Policy Statement on Address Space Allocations


This method would have (at least) the following advantages (or
disadvantages, from your particular viewpoint):

  1) You could reasonably assure that the number of prefixes in an
     /8 would match what was allocated.

  2) Because of 1, if you get the registries to set their
     allocation policies such that no more than 1024 (or the target number)
     blocks are allocated per /8, you can guarantee that the number of
     routes in an /8 is not too far out of wack with the target.

  3) You can give those people moving providers a grace period to renumber,
     say 30 days. Essentially, the time given to clean up the routing
     tables. This would be a side effect of the "you have 30 days to fix
     the routing tables or else".

  4) You eliminate the wasted space of addresses with prefixes longer than
     /18 being allocated.

The only problem this leaves is how to decide who gets an /18...

That is a *very good question*. Different answers to this question
have *quite different* implications on the address space utilization.


My personal opinion is that you err on the side of giving someone an /18
that doesn't need one, However you DO need to be careful about assigning the
space. The general qualifications I would imagine are:

1) ISP's assigning (non-portable?) address space to non-dialup customers,
on a fairly regular basis.

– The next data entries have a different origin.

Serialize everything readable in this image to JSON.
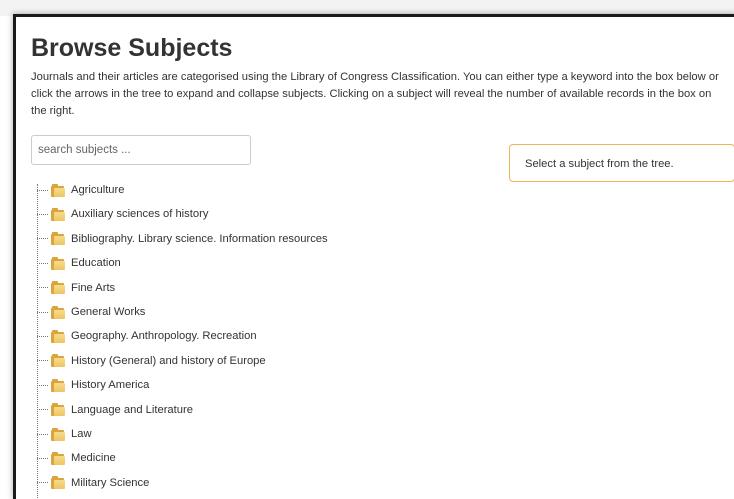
{
  "page": {
    "title": "Browse Subjects",
    "intro": "Journals and their articles are categorised using the Library of Congress Classification. You can either type a keyword into the box below or click the arrows in the tree to expand and collapse subjects. Clicking on a subject will reveal the number of available records in the box on the right."
  },
  "search": {
    "placeholder": "search subjects ...",
    "value": ""
  },
  "info_box": {
    "text": "Select a subject from the tree."
  },
  "tree": {
    "items": [
      {
        "label": "Agriculture",
        "icon": "folder-icon"
      },
      {
        "label": "Auxiliary sciences of history",
        "icon": "folder-icon"
      },
      {
        "label": "Bibliography. Library science. Information resources",
        "icon": "folder-icon"
      },
      {
        "label": "Education",
        "icon": "folder-icon"
      },
      {
        "label": "Fine Arts",
        "icon": "folder-icon"
      },
      {
        "label": "General Works",
        "icon": "folder-icon"
      },
      {
        "label": "Geography. Anthropology. Recreation",
        "icon": "folder-icon"
      },
      {
        "label": "History (General) and history of Europe",
        "icon": "folder-icon"
      },
      {
        "label": "History America",
        "icon": "folder-icon"
      },
      {
        "label": "Language and Literature",
        "icon": "folder-icon"
      },
      {
        "label": "Law",
        "icon": "folder-icon"
      },
      {
        "label": "Medicine",
        "icon": "folder-icon"
      },
      {
        "label": "Military Science",
        "icon": "folder-icon"
      }
    ]
  },
  "colors": {
    "info_box_border": "#f0b456",
    "folder": "#eec563",
    "panel_border": "#1a1a1a"
  }
}
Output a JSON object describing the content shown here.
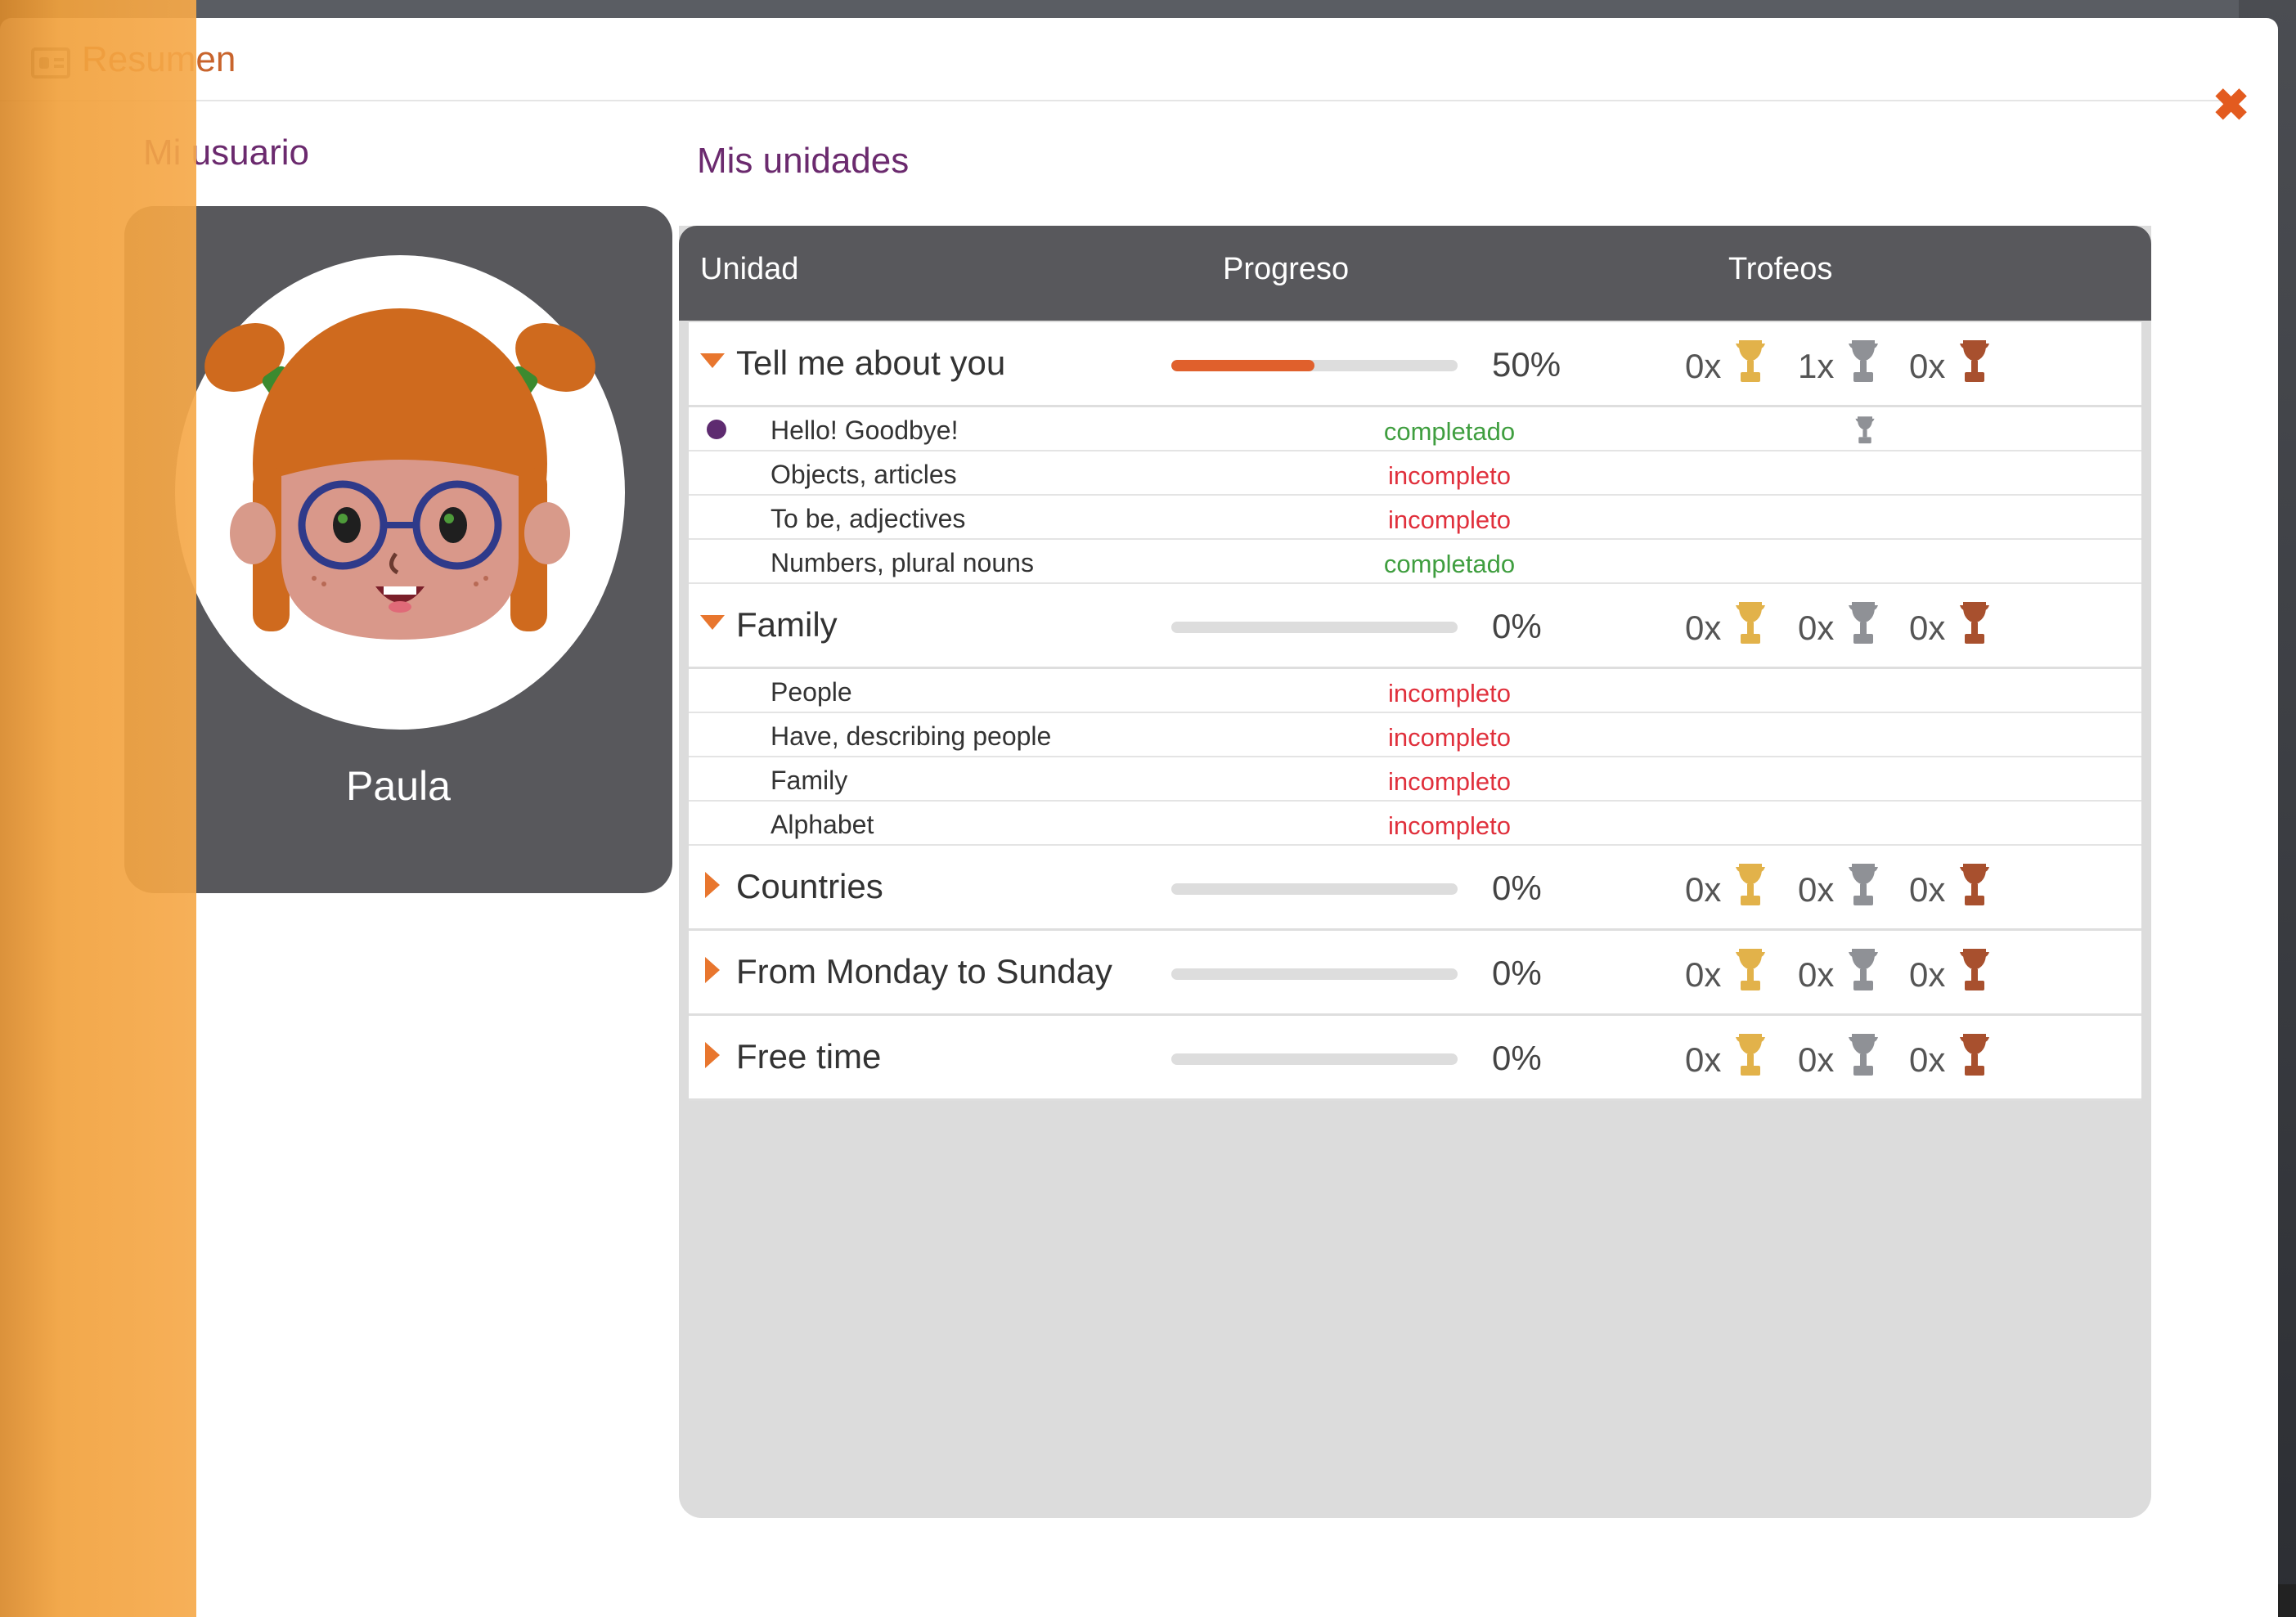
{
  "window": {
    "title": "Resumen",
    "close_symbol": "✖"
  },
  "user_section": {
    "title": "Mi usuario",
    "name": "Paula"
  },
  "units_section": {
    "title": "Mis unidades",
    "columns": {
      "unit": "Unidad",
      "progress": "Progreso",
      "trophies": "Trofeos"
    },
    "units": [
      {
        "name": "Tell me about you",
        "expanded": true,
        "progress": 50,
        "progress_label": "50%",
        "trophies": {
          "gold": "0x",
          "silver": "1x",
          "bronze": "0x"
        },
        "lessons": [
          {
            "name": "Hello! Goodbye!",
            "status": "completado",
            "current": true,
            "silver_trophy": true
          },
          {
            "name": "Objects, articles",
            "status": "incompleto"
          },
          {
            "name": "To be, adjectives",
            "status": "incompleto"
          },
          {
            "name": "Numbers, plural nouns",
            "status": "completado"
          }
        ]
      },
      {
        "name": "Family",
        "expanded": true,
        "progress": 0,
        "progress_label": "0%",
        "trophies": {
          "gold": "0x",
          "silver": "0x",
          "bronze": "0x"
        },
        "lessons": [
          {
            "name": "People",
            "status": "incompleto"
          },
          {
            "name": "Have, describing people",
            "status": "incompleto"
          },
          {
            "name": "Family",
            "status": "incompleto"
          },
          {
            "name": "Alphabet",
            "status": "incompleto"
          }
        ]
      },
      {
        "name": "Countries",
        "expanded": false,
        "progress": 0,
        "progress_label": "0%",
        "trophies": {
          "gold": "0x",
          "silver": "0x",
          "bronze": "0x"
        },
        "lessons": []
      },
      {
        "name": "From Monday to Sunday",
        "expanded": false,
        "progress": 0,
        "progress_label": "0%",
        "trophies": {
          "gold": "0x",
          "silver": "0x",
          "bronze": "0x"
        },
        "lessons": []
      },
      {
        "name": "Free time",
        "expanded": false,
        "progress": 0,
        "progress_label": "0%",
        "trophies": {
          "gold": "0x",
          "silver": "0x",
          "bronze": "0x"
        },
        "lessons": []
      }
    ]
  },
  "colors": {
    "accent_orange": "#e8762e",
    "progress_fill": "#e0602c",
    "title_purple": "#6b2a6e",
    "status_complete": "#3f9e3f",
    "status_incomplete": "#e0303c",
    "trophy_gold": "#e2b24a",
    "trophy_silver": "#8f9196",
    "trophy_bronze": "#a8502e"
  },
  "icons": {
    "header": "id-card-icon",
    "close": "close-icon",
    "expanded": "caret-down-icon",
    "collapsed": "caret-right-icon",
    "gold": "gold-trophy-icon",
    "silver": "silver-trophy-icon",
    "bronze": "bronze-trophy-icon"
  }
}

2) Large-ish companies which of themselves would need the /18.

3) Anyone who is multi-homed on a "permanent" basis. (Probably
mostly covered by 1&2)